Determine how many of the lines below hold the word "share". Give the number and nothing else.

**Dataset rows for apps and sites**
- - - - -

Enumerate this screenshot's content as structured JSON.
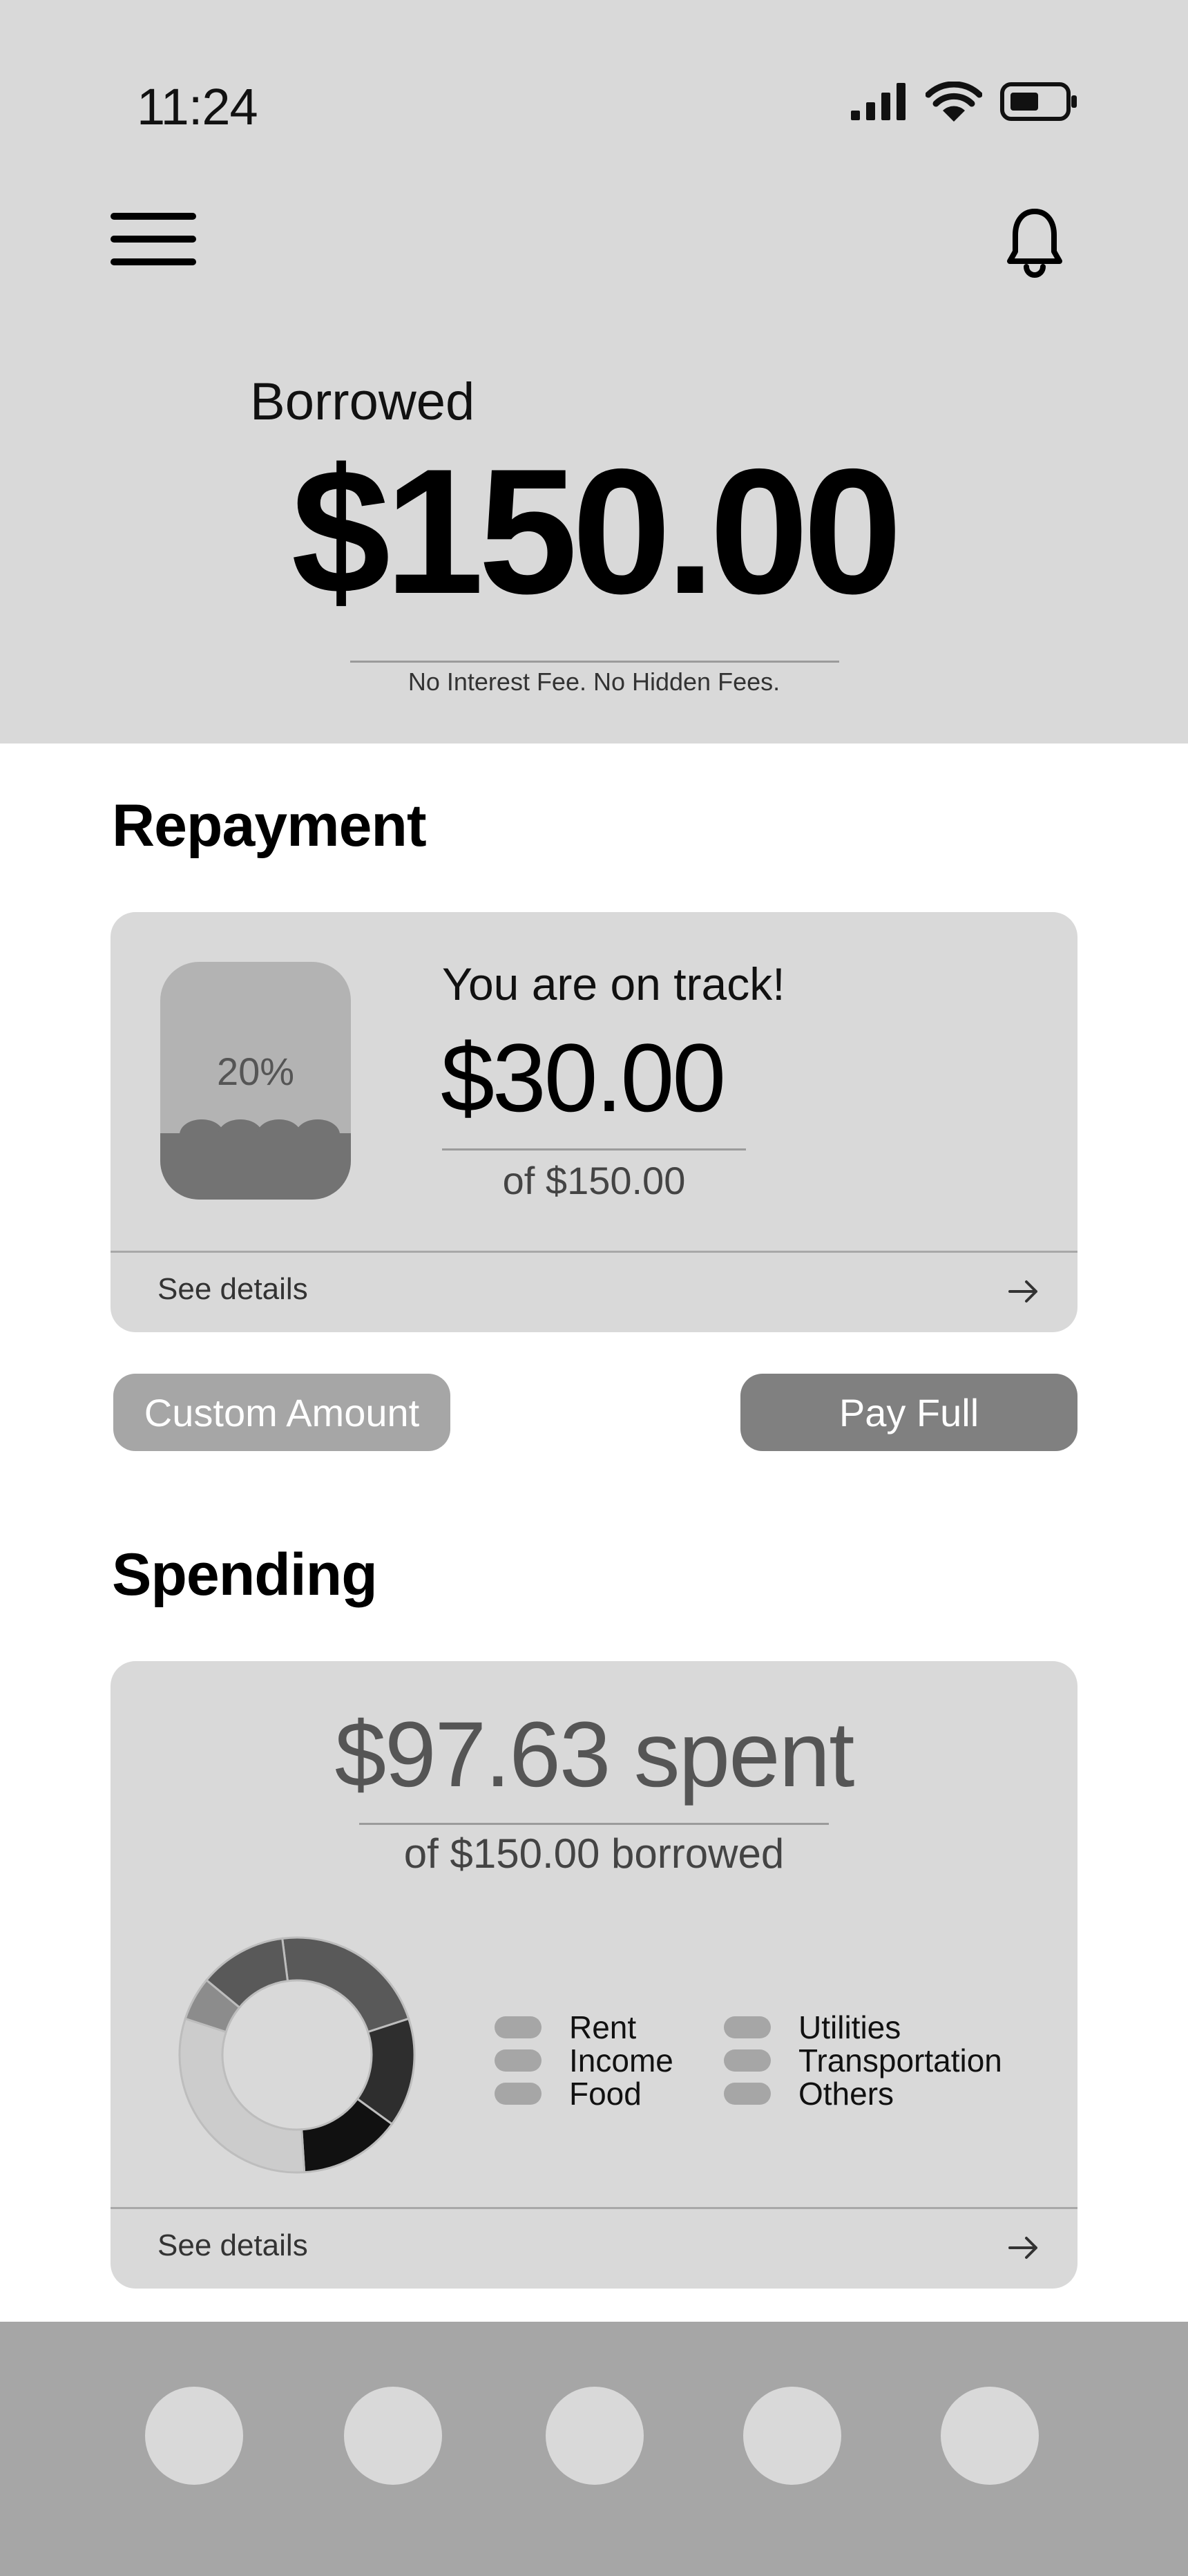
{
  "status_bar": {
    "time": "11:24",
    "icons": [
      "signal-icon",
      "wifi-icon",
      "battery-icon"
    ]
  },
  "header": {
    "menu_icon": "hamburger-menu-icon",
    "notification_icon": "bell-icon"
  },
  "borrowed": {
    "label": "Borrowed",
    "amount": "$150.00",
    "note": "No Interest Fee. No Hidden Fees."
  },
  "repayment": {
    "title": "Repayment",
    "progress_percent": 20,
    "progress_label": "20%",
    "message": "You are on track!",
    "paid_amount": "$30.00",
    "of_total": "of $150.00",
    "see_details": "See details"
  },
  "actions": {
    "custom_amount": "Custom Amount",
    "pay_full": "Pay Full"
  },
  "spending": {
    "title": "Spending",
    "spent": "$97.63 spent",
    "of_borrowed": "of $150.00 borrowed",
    "legend": [
      {
        "label": "Rent"
      },
      {
        "label": "Income"
      },
      {
        "label": "Food"
      },
      {
        "label": "Utilities"
      },
      {
        "label": "Transportation"
      },
      {
        "label": "Others"
      }
    ],
    "see_details": "See details"
  },
  "chart_data": {
    "type": "pie",
    "donut": true,
    "slices": [
      {
        "share": 0.22,
        "color": "#595959"
      },
      {
        "share": 0.15,
        "color": "#2e2e2e"
      },
      {
        "share": 0.14,
        "color": "#111111"
      },
      {
        "share": 0.31,
        "color": "#cccccc"
      },
      {
        "share": 0.06,
        "color": "#8c8c8c"
      },
      {
        "share": 0.12,
        "color": "#595959"
      }
    ]
  },
  "colors": {
    "hero_bg": "#d9d9d9",
    "card_bg": "#d9d9d9",
    "button_light": "#a6a6a6",
    "button_dark": "#808080",
    "nav_bg": "#a6a6a6"
  },
  "bottom_nav": {
    "items": [
      "nav-item-1",
      "nav-item-2",
      "nav-item-3",
      "nav-item-4",
      "nav-item-5"
    ]
  }
}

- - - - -

**EXERCISE RESPONSE**
6